The Xiaomi Redmi Note 4 comes in a myriad of different color and performance options. Initially, Xiaomi released the Redmi Note 4 with just three colors – Grey, Silver, and Gold. Recently, Xiaomi also added Blue and Black to the lineup, so you have a total of 5 color options. You can also choose between performance options. There’s (RAM|ROM) 2GB|32GB, 3GB|32GB, and 4GB|64GB options, and out of all of those, I’d go for the 3GB|32GB version. While the 4GB|64GB option may be tempting, it’s unlikely you’ll be keeping this budget phone for longer than 1-2 years, and during that time, the extra 1GB of RAM probably won’t make much difference. If you’re worried about storage, it may be sensible to upgrade to the more expensive 4GB|64GB version, since it’ll set you back about the same amount extra as a 32GB Micro SD card anyway.

Wrap Up

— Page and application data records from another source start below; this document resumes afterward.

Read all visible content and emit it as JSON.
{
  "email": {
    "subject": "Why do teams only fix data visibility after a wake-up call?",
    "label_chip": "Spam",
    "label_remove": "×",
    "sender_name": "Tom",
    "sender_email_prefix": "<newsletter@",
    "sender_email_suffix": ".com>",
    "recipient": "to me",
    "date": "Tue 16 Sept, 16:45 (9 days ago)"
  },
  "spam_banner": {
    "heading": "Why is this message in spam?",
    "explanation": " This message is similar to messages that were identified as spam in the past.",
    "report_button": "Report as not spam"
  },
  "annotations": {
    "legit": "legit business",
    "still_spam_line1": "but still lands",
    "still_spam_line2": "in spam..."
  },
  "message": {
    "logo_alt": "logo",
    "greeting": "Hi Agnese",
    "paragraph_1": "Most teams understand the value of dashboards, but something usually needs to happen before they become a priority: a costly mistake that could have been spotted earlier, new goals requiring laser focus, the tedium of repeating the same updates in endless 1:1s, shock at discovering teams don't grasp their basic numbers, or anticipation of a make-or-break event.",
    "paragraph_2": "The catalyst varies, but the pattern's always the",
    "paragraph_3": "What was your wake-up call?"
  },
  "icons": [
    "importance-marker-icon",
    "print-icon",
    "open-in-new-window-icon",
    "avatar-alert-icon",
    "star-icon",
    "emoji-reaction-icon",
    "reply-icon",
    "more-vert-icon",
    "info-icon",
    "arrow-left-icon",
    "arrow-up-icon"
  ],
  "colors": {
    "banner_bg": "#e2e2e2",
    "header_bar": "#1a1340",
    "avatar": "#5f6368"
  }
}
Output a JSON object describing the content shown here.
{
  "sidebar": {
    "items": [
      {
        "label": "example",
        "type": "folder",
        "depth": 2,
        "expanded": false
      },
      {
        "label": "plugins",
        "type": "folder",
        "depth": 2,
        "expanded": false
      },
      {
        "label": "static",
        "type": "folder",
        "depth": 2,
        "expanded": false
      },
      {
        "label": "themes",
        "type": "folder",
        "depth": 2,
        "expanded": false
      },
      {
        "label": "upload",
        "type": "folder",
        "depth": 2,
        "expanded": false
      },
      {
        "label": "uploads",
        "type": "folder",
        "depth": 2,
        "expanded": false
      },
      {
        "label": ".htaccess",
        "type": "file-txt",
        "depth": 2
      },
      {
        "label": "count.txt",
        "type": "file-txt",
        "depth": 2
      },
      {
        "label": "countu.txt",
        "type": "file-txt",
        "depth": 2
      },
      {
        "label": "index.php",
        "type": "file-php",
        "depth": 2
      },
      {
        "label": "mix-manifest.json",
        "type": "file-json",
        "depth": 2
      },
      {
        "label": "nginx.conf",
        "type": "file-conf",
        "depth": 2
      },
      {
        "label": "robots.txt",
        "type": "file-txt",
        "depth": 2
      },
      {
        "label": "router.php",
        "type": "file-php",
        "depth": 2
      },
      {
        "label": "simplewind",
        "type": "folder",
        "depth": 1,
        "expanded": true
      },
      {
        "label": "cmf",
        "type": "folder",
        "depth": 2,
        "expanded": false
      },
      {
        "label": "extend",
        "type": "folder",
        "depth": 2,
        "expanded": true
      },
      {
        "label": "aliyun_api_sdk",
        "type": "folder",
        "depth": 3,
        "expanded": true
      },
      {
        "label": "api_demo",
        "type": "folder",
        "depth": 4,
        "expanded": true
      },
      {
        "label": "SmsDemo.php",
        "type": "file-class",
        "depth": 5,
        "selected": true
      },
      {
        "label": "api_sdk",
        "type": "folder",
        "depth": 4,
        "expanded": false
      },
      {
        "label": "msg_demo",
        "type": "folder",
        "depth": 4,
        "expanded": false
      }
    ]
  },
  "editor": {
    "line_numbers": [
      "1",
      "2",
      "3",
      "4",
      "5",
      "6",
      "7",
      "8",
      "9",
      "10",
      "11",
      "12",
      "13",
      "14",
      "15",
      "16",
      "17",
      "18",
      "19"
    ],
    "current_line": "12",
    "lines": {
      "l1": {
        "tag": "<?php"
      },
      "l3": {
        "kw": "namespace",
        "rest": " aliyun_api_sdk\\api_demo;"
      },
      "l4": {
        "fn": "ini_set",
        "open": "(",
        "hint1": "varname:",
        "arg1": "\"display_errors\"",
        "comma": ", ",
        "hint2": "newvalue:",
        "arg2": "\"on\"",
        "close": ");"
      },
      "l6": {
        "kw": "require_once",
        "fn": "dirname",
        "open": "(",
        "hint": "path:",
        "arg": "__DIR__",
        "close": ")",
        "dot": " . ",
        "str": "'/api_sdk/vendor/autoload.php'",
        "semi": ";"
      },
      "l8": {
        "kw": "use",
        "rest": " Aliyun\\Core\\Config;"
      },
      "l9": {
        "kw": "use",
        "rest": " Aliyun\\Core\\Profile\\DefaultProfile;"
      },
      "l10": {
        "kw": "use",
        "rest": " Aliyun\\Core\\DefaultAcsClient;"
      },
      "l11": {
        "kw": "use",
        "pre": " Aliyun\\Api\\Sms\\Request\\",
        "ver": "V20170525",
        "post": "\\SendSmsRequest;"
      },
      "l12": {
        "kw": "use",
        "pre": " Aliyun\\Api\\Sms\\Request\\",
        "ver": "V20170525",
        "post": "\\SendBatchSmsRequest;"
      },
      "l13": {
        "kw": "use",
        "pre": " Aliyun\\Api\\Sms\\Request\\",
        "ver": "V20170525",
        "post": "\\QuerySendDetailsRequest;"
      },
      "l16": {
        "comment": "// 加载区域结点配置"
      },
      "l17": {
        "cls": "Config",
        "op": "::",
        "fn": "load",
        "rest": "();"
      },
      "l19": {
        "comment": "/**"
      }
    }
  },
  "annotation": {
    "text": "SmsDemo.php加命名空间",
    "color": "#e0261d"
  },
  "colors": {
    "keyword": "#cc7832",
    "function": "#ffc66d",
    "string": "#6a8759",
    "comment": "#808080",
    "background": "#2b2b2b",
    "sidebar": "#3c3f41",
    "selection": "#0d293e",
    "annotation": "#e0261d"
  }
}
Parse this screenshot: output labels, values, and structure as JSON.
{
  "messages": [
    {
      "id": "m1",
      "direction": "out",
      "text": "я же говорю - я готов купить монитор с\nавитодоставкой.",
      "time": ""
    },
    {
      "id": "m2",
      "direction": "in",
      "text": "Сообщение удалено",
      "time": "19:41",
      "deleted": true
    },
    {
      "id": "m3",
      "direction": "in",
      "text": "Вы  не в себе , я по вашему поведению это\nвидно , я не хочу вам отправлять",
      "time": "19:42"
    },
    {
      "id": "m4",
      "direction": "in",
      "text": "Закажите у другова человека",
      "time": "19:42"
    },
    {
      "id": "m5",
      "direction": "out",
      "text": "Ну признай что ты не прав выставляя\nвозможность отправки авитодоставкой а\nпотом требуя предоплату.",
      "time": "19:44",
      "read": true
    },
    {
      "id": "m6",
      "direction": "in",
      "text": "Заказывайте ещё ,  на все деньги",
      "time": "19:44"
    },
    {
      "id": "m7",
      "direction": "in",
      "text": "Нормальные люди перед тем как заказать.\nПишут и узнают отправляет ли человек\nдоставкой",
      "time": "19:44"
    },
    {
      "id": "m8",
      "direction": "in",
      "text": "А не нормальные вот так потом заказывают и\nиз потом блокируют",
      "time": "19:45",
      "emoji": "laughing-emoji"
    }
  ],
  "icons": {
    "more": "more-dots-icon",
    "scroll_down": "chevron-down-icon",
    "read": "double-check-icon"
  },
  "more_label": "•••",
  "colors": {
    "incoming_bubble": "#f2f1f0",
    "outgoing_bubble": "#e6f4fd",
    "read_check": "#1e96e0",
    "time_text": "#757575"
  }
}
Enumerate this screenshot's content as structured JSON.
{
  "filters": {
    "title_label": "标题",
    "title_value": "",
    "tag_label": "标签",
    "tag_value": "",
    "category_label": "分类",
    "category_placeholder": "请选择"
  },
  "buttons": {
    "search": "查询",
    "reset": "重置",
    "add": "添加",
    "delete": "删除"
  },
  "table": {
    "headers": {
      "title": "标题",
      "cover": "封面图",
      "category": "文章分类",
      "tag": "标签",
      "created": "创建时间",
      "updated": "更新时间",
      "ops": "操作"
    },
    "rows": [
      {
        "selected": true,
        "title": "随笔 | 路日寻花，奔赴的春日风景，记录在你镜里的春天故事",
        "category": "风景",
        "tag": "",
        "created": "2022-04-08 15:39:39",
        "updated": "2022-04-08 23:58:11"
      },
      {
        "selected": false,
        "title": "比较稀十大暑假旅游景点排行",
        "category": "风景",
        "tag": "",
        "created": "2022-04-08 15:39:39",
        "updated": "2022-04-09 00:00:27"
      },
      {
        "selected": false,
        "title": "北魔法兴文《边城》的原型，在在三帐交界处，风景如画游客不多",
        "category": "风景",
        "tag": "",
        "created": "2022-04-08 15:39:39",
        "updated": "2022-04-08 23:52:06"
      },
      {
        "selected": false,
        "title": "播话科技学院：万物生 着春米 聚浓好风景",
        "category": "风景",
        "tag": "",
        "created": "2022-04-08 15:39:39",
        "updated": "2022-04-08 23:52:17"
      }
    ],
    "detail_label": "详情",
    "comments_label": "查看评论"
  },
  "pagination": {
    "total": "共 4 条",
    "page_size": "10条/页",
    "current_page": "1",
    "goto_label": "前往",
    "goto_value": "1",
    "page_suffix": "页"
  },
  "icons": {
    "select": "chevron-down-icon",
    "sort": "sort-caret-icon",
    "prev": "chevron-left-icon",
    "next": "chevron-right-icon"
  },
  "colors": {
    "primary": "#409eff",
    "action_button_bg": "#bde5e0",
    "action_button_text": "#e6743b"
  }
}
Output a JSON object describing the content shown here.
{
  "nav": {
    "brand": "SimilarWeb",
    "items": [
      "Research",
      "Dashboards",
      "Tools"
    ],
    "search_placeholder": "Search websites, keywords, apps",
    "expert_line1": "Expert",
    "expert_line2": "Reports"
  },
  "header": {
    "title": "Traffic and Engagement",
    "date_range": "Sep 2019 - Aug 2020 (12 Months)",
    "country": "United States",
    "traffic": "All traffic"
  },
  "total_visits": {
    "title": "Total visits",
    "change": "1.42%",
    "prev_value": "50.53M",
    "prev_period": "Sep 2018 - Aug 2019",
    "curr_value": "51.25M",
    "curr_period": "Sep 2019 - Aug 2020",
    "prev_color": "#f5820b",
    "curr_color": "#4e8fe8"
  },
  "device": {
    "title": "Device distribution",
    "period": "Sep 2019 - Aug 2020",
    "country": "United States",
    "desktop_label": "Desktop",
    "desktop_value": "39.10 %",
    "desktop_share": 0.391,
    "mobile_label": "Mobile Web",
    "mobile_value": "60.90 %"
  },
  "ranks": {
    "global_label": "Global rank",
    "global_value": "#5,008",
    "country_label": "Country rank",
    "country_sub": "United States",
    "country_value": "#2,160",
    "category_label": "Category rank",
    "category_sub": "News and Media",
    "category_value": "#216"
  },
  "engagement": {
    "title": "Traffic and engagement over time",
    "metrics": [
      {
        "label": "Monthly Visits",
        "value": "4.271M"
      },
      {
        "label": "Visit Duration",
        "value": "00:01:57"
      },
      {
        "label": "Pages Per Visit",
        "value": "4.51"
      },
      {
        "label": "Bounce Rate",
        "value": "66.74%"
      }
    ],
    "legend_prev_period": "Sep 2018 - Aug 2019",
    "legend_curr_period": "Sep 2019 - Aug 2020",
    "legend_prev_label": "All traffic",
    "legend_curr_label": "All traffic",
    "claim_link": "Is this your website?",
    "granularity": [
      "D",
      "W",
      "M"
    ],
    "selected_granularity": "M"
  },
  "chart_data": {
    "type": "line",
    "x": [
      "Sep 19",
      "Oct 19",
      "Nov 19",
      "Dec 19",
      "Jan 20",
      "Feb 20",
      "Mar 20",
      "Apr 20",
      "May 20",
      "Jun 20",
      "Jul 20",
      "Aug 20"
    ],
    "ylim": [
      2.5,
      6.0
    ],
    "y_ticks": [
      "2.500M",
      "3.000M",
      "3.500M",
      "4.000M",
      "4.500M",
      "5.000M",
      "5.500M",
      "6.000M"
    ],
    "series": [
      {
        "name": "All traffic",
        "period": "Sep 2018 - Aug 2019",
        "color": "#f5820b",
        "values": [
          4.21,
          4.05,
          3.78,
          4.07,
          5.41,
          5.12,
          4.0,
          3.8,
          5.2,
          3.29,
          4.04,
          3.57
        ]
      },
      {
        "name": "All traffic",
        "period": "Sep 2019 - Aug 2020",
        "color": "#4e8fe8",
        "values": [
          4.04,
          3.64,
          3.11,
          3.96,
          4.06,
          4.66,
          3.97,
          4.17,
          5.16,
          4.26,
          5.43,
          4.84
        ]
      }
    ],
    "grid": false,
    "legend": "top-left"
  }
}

The Xiaomi Redmi Note 4 is a stunner of a phone at it’s ~$150-$250 price range, and its astonishing battery life and solid performance make it a contender for being one of the best budget smartphones of 2017. It definitely sets the standard for value for money, and I hope other phone manufacturers follow suit. If you’re looking for a phone around this price range, I couldn’t recommend the Xiaomi Redmi Note 4 enough, especially if you’re addicted to your phone and need ultra-long battery life.

 




SHARE
Previous articleAsus Zenfone 2 Review – A good phone for $150
Next articleRHA S500i Review – Worth it in 2018
Avatar
Isaac Young
Isaac Young writes about all things tech for gazettereview. If he's not writing, he's probably playing with whatever unnecessary gadget he's just bought.

LEAVE A REPLY